**Goal of the exercise:**
All lines in the data that hold the word "title" need copying.

[Page and application data records]
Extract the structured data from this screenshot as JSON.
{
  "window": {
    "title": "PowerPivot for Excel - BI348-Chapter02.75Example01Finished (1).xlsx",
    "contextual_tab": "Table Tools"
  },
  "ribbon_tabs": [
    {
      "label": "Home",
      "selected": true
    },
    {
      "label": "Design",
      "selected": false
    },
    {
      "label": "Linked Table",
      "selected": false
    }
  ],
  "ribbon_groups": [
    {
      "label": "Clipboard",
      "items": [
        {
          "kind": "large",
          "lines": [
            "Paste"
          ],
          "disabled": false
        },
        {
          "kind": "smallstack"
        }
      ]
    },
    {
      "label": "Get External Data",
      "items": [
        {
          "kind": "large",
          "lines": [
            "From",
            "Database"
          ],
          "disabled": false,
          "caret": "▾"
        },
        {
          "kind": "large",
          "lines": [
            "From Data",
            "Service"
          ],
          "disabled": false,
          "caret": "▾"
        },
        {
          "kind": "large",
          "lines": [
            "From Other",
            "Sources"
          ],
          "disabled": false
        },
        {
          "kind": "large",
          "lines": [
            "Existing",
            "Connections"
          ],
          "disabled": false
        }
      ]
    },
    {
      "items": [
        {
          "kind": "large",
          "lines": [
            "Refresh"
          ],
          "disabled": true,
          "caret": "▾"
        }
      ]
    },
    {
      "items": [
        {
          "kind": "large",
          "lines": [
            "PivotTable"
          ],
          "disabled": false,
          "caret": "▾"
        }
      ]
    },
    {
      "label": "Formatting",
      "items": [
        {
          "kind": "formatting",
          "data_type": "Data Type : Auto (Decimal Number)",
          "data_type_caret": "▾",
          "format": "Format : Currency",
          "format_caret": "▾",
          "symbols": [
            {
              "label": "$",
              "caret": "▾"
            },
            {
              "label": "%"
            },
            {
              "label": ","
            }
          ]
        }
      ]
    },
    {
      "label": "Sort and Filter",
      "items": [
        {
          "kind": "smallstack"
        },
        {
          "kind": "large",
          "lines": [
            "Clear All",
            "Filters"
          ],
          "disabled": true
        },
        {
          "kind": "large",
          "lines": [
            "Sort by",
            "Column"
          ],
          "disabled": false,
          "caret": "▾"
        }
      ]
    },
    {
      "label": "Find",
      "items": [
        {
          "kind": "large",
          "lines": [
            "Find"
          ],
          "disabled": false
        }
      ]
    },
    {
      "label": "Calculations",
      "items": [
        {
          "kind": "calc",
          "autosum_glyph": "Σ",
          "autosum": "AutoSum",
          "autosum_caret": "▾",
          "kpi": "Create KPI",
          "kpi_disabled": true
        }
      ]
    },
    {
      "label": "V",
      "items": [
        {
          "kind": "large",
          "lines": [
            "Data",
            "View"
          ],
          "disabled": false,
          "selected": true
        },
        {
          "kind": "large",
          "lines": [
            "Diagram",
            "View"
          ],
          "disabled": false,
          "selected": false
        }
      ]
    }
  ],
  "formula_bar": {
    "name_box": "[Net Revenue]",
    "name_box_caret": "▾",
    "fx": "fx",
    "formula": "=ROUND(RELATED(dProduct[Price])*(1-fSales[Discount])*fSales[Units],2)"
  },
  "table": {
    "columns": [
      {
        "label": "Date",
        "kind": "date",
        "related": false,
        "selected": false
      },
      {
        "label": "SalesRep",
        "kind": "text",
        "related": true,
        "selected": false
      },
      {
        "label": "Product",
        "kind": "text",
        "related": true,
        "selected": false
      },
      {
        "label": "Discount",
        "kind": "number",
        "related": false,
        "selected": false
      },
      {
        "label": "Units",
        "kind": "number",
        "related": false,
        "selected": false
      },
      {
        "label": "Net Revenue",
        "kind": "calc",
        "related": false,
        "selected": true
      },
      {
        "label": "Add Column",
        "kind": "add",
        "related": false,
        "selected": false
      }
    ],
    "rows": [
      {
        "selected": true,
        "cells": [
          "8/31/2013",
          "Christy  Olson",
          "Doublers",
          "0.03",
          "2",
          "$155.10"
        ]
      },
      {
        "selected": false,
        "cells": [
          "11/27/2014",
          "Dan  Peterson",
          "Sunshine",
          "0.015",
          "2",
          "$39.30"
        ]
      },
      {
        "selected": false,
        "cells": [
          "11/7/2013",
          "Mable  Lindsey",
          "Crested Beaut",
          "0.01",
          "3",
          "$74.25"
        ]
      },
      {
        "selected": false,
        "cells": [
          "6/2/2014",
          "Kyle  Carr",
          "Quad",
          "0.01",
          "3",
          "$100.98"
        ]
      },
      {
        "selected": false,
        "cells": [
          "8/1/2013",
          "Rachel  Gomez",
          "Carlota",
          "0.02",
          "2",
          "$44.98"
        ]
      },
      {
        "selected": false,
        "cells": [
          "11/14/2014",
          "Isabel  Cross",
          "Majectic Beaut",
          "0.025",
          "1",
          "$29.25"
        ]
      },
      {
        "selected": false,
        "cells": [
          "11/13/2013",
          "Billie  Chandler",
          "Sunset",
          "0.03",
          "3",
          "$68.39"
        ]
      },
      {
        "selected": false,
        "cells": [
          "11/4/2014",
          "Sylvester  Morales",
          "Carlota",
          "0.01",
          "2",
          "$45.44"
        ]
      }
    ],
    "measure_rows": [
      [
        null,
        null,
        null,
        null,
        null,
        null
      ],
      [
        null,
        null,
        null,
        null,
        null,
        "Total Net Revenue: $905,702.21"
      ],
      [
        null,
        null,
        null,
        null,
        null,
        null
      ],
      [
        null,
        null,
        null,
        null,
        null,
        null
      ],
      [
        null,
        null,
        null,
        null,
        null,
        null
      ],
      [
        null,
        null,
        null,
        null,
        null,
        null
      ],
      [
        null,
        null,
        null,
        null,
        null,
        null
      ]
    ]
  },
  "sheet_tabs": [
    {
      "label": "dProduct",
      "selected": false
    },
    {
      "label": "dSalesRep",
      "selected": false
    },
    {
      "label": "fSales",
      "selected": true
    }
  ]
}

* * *

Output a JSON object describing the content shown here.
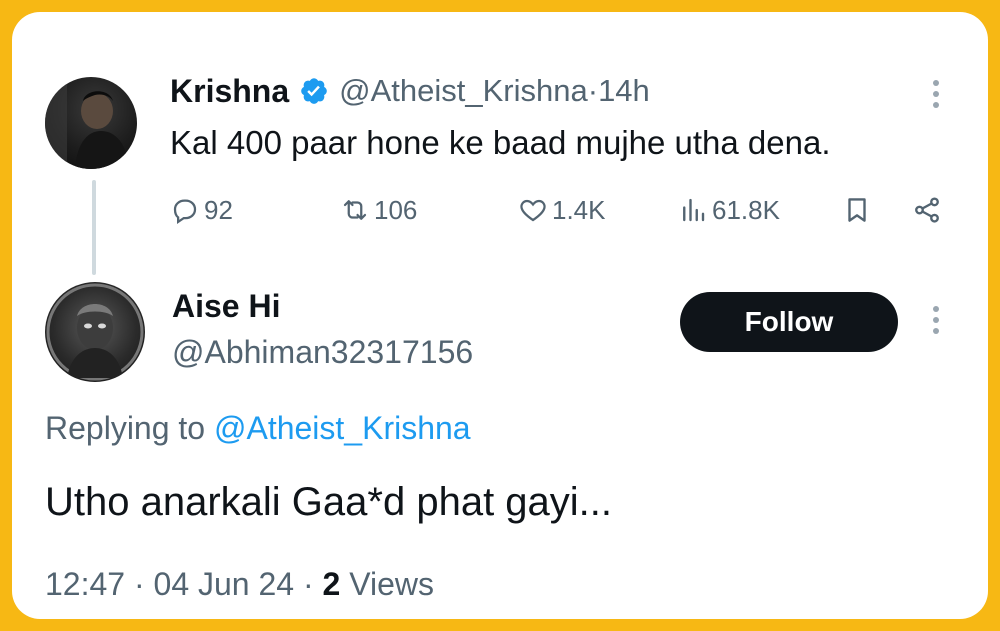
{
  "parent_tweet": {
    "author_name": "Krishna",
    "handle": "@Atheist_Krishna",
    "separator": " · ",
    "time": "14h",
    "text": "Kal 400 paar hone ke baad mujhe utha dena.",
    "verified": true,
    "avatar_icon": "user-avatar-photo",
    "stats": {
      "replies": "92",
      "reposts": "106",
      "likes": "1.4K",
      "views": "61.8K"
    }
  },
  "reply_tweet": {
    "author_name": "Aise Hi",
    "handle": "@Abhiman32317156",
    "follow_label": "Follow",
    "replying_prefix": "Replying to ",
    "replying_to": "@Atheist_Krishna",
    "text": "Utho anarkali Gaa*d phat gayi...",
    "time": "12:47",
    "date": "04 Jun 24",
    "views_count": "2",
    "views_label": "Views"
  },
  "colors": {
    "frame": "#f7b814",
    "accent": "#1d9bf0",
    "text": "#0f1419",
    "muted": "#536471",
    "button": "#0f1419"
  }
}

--

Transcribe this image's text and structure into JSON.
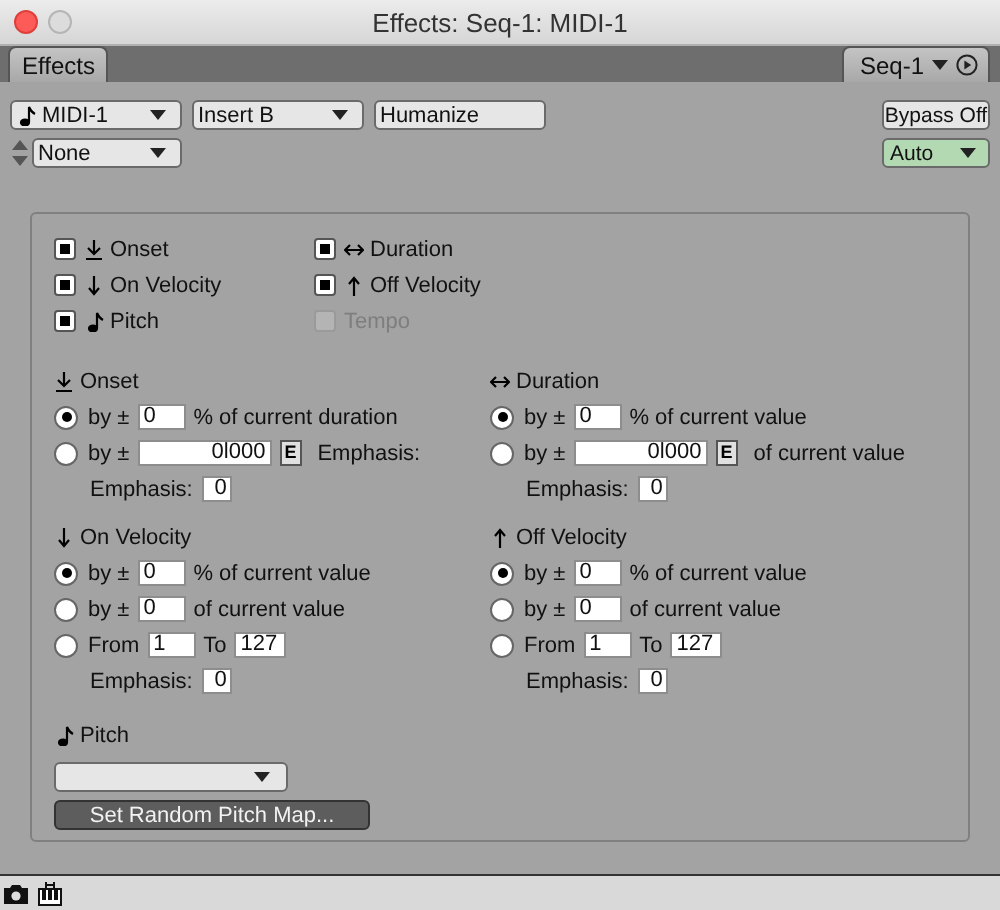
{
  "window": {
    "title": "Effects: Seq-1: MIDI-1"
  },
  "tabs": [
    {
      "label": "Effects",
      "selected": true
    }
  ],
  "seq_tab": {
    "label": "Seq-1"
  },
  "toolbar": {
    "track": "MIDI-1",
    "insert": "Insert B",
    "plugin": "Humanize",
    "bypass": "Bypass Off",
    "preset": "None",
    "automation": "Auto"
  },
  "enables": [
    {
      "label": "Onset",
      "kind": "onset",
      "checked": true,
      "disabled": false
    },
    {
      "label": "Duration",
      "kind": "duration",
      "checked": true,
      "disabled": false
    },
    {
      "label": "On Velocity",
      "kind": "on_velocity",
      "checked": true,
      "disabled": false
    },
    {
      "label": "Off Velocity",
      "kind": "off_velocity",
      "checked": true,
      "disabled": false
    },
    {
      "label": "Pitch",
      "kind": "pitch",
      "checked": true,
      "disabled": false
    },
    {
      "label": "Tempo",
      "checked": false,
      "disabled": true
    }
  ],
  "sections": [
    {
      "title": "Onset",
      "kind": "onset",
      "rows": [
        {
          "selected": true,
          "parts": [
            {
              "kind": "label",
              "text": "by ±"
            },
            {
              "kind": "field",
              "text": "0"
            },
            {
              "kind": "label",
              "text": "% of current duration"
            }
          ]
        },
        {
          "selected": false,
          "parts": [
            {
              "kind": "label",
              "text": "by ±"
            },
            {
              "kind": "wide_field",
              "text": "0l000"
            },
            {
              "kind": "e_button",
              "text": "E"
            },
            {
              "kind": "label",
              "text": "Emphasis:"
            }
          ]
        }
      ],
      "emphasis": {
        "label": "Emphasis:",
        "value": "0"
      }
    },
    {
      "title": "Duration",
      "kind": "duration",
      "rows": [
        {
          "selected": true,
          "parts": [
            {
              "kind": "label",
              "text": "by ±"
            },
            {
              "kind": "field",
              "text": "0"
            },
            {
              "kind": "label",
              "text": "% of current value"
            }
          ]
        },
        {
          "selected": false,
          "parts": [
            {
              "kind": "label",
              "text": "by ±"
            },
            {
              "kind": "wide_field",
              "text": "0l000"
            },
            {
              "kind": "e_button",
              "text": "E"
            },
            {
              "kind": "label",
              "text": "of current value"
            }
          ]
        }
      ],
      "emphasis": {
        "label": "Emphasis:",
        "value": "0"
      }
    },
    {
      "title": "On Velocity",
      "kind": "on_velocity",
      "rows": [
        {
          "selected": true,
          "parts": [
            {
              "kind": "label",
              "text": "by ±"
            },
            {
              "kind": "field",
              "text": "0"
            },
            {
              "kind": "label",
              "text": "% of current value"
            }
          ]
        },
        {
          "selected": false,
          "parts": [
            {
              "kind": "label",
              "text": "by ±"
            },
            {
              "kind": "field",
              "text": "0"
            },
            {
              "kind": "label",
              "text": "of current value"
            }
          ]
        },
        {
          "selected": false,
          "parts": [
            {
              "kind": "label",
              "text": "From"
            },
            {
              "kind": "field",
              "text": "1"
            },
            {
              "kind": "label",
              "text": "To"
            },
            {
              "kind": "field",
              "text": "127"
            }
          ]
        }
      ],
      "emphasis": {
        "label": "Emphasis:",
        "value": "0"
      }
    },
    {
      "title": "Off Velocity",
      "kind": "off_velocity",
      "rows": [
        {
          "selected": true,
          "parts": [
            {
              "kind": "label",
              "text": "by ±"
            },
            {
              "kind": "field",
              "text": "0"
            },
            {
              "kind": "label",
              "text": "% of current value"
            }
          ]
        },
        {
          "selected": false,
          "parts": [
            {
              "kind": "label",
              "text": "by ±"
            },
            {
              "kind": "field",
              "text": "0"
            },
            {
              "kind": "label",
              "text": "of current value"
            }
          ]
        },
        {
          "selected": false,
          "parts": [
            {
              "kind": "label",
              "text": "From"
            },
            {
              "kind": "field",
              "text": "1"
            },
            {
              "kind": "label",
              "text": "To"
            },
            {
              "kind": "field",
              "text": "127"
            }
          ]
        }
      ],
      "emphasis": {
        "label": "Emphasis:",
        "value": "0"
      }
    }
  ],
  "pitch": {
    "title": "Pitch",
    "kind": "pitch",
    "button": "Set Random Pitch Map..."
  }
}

**Solution:**
    "title": "PowerPivot for Excel - BI348-Chapter02.75Example01Finished (1).xlsx",
    "title": "Effects: Seq-1: MIDI-1"
      "title": "Onset",
      "title": "Duration",
      "title": "On Velocity",
      "title": "Off Velocity",
    "title": "Pitch",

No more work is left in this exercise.